■ Data for the task
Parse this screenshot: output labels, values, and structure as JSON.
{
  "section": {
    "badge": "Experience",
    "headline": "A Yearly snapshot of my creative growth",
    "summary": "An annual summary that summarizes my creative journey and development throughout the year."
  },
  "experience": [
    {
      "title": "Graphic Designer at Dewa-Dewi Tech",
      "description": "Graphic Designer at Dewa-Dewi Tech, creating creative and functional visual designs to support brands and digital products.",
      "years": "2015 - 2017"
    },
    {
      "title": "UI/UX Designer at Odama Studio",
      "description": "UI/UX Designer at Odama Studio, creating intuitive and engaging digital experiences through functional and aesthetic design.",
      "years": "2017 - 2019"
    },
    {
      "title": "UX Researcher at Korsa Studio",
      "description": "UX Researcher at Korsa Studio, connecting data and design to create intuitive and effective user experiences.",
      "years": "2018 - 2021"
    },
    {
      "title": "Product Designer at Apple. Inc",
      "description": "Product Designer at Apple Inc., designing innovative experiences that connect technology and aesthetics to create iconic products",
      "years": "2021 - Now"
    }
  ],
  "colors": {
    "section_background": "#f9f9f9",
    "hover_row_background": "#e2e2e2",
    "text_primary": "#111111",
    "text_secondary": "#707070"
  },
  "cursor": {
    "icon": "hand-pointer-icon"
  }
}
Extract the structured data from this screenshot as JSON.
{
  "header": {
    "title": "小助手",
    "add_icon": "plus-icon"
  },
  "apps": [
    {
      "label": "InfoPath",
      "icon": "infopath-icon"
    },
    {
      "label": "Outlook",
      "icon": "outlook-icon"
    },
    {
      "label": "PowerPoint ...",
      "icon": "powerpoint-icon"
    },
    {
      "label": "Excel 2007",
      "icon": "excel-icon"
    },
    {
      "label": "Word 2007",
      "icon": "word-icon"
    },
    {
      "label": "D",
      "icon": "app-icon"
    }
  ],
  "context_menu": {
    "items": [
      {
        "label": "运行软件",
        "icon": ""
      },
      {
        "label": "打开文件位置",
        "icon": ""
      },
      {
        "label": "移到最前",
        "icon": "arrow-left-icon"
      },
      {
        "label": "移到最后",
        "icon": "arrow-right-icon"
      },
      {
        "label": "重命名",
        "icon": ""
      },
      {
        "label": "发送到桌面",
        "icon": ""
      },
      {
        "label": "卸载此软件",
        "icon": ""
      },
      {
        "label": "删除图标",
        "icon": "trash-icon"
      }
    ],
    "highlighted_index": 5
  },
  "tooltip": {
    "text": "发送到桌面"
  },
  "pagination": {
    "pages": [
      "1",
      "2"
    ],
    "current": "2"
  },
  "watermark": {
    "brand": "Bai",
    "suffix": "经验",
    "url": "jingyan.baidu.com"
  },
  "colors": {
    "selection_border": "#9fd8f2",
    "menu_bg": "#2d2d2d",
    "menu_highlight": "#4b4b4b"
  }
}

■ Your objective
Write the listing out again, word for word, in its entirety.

■ Reply
Parse this screenshot: output labels, values, and structure as JSON.
{
  "section": {
    "badge": "Experience",
    "headline": "A Yearly snapshot of my creative growth",
    "summary": "An annual summary that summarizes my creative journey and development throughout the year."
  },
  "experience": [
    {
      "title": "Graphic Designer at Dewa-Dewi Tech",
      "description": "Graphic Designer at Dewa-Dewi Tech, creating creative and functional visual designs to support brands and digital products.",
      "years": "2015 - 2017"
    },
    {
      "title": "UI/UX Designer at Odama Studio",
      "description": "UI/UX Designer at Odama Studio, creating intuitive and engaging digital experiences through functional and aesthetic design.",
      "years": "2017 - 2019"
    },
    {
      "title": "UX Researcher at Korsa Studio",
      "description": "UX Researcher at Korsa Studio, connecting data and design to create intuitive and effective user experiences.",
      "years": "2018 - 2021"
    },
    {
      "title": "Product Designer at Apple. Inc",
      "description": "Product Designer at Apple Inc., designing innovative experiences that connect technology and aesthetics to create iconic products",
      "years": "2021 - Now"
    }
  ],
  "colors": {
    "section_background": "#f9f9f9",
    "hover_row_background": "#e2e2e2",
    "text_primary": "#111111",
    "text_secondary": "#707070"
  },
  "cursor": {
    "icon": "hand-pointer-icon"
  }
}
Extract the structured data from this screenshot as JSON.
{
  "header": {
    "title": "小助手",
    "add_icon": "plus-icon"
  },
  "apps": [
    {
      "label": "InfoPath",
      "icon": "infopath-icon"
    },
    {
      "label": "Outlook",
      "icon": "outlook-icon"
    },
    {
      "label": "PowerPoint ...",
      "icon": "powerpoint-icon"
    },
    {
      "label": "Excel 2007",
      "icon": "excel-icon"
    },
    {
      "label": "Word 2007",
      "icon": "word-icon"
    },
    {
      "label": "D",
      "icon": "app-icon"
    }
  ],
  "context_menu": {
    "items": [
      {
        "label": "运行软件",
        "icon": ""
      },
      {
        "label": "打开文件位置",
        "icon": ""
      },
      {
        "label": "移到最前",
        "icon": "arrow-left-icon"
      },
      {
        "label": "移到最后",
        "icon": "arrow-right-icon"
      },
      {
        "label": "重命名",
        "icon": ""
      },
      {
        "label": "发送到桌面",
        "icon": ""
      },
      {
        "label": "卸载此软件",
        "icon": ""
      },
      {
        "label": "删除图标",
        "icon": "trash-icon"
      }
    ],
    "highlighted_index": 5
  },
  "tooltip": {
    "text": "发送到桌面"
  },
  "pagination": {
    "pages": [
      "1",
      "2"
    ],
    "current": "2"
  },
  "watermark": {
    "brand": "Bai",
    "suffix": "经验",
    "url": "jingyan.baidu.com"
  },
  "colors": {
    "selection_border": "#9fd8f2",
    "menu_bg": "#2d2d2d",
    "menu_highlight": "#4b4b4b"
  }
}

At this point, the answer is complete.